But you can mow to make them a little less noticeable. The one good thing about all of these weeds is once it gets hot, they will die and not be a problem for the rest of the growing season.

The other group of weeds that are of concern for us in Hall County are the summer annual weeds. These weeds like crabgrass, lespedeza and prostrate knotweed can be prevented now with a good application of a pre-emergent herbicide to the lawn.

If not nipped now, their seeds will germinate in the coming weeks and will be much harder to control later.

A third group of weeds to consider are perennial weeds like Virginia buttonweed. Perennials are much harder to control and usually will take repeated applications of a herbicide.

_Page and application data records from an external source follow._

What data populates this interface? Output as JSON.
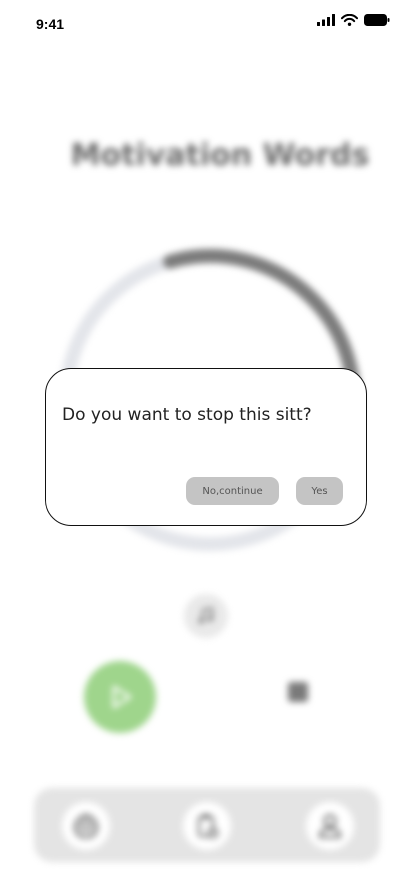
{
  "status_bar": {
    "time": "9:41"
  },
  "background": {
    "title": "Motivation Words",
    "timer_progress": 0.34,
    "colors": {
      "ring_track": "#e3e5ea",
      "ring_progress": "#7b7b7b",
      "play": "#9fd58c"
    }
  },
  "dialog": {
    "question": "Do you want to stop this sitt?",
    "no_label": "No,continue",
    "yes_label": "Yes"
  },
  "icons": {
    "music": "music-note-icon",
    "play": "play-icon",
    "stop": "stop-icon",
    "settings": "gear-icon",
    "history": "clipboard-clock-icon",
    "profile": "user-icon"
  }
}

Many times you will have to resort to digging out as much of the plant — roots and all — in order to get rid of them. Perennials not only reproduce by seed, but they also spread by their root system. This is what makes them very difficult to control.

No matter the type of weed you are trying to remove from your yard, always read and follow the label directions and prescribed rates of application.

If the chemical manufacturer can have you use more of their chemical, then they will because that means more sales of their products.

Also be aware of the weather conditions the day of and the days immediately after application. Applying in the wrong weather conditions can cause a failure of the treatment or contamination to your neighbor’s flowers or Lake Lanier.

Chemical treatments are just one tool for you to use in controlling weeds. Keeping a healthy lawn with a dense canopy will go a long way to reduce weed pressure.

Also, make sure you are mowing your lawn at the proper height. Applying water to your lawn is another way to keep your lawn strong and healthy.

If your grass needs it, water only once a week, applying 1 inch of water. This will encourage a deep root system and a dense carpet of grass.

If you have questions about lawn weed control, give me a call. I will be glad to help with your questions.

Michael Wheeler is county extension coordinator for the UGA Cooperative Extension in Hall County. Contact him at 770-535-8293, His column appears weekly and on